Nov 10 (Reuters) - The U.S. Medicare program is proposing to add lung cancer screening tests for beneficiaries with a history of heavy smoking, the federal government announced on Monday.
Screening for lung cancer with CT scans is not currently covered under the Medicare health insurance program for the elderly and disabled.
Current and former smokers age 55 to 74 who show no signs of lung disease but meet criteria for tobacco smoking history would be eligible for an annual low-dose computed tomography scan as a preventive service benefit, said the Centers for Medicare and Medicaid Services, the federal agency that oversees Medicare.

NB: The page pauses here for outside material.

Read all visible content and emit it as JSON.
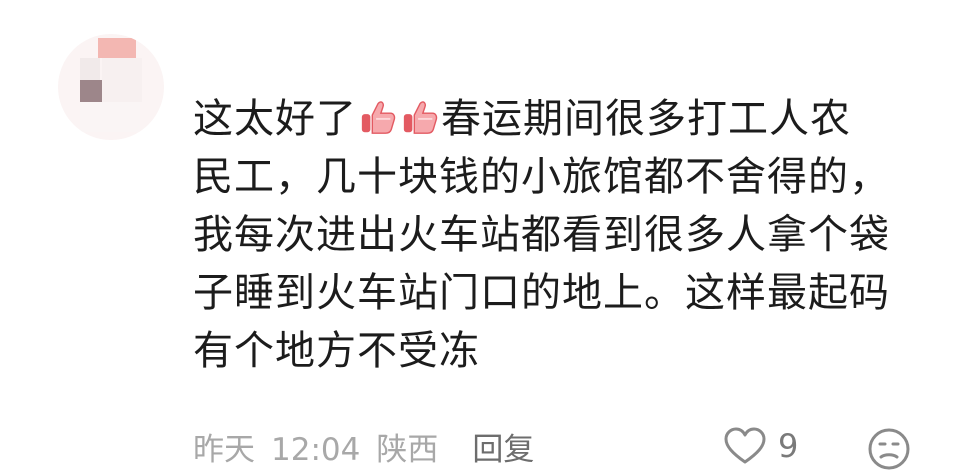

Lung cancer is the leading cause of cancer death in men and women in the United States.
An annual low-dose screening test for individuals at high risk has the potential to dramatically improve lung cancer survival rates by finding the disease at an earlier, more treatable stage, the American Lung Association said in a statement.

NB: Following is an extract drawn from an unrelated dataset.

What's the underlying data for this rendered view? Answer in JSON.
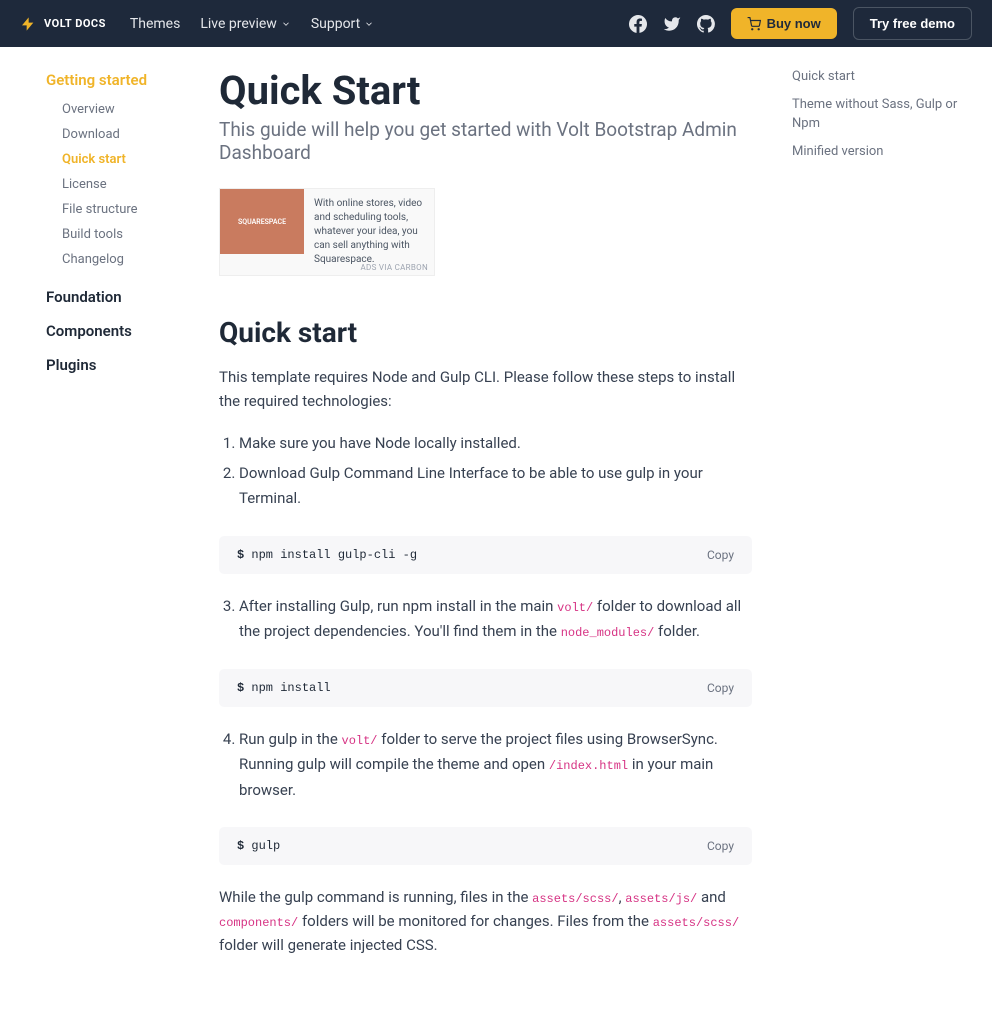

A study of Medicare beneficiaries with a history of heavy smoking released in May found that new lung cancer screening guidelines could double the proportion of lung cancers found at an early stage. (Reporting by Susan Kelly in Chicago; Editing by Steve Orlofsky)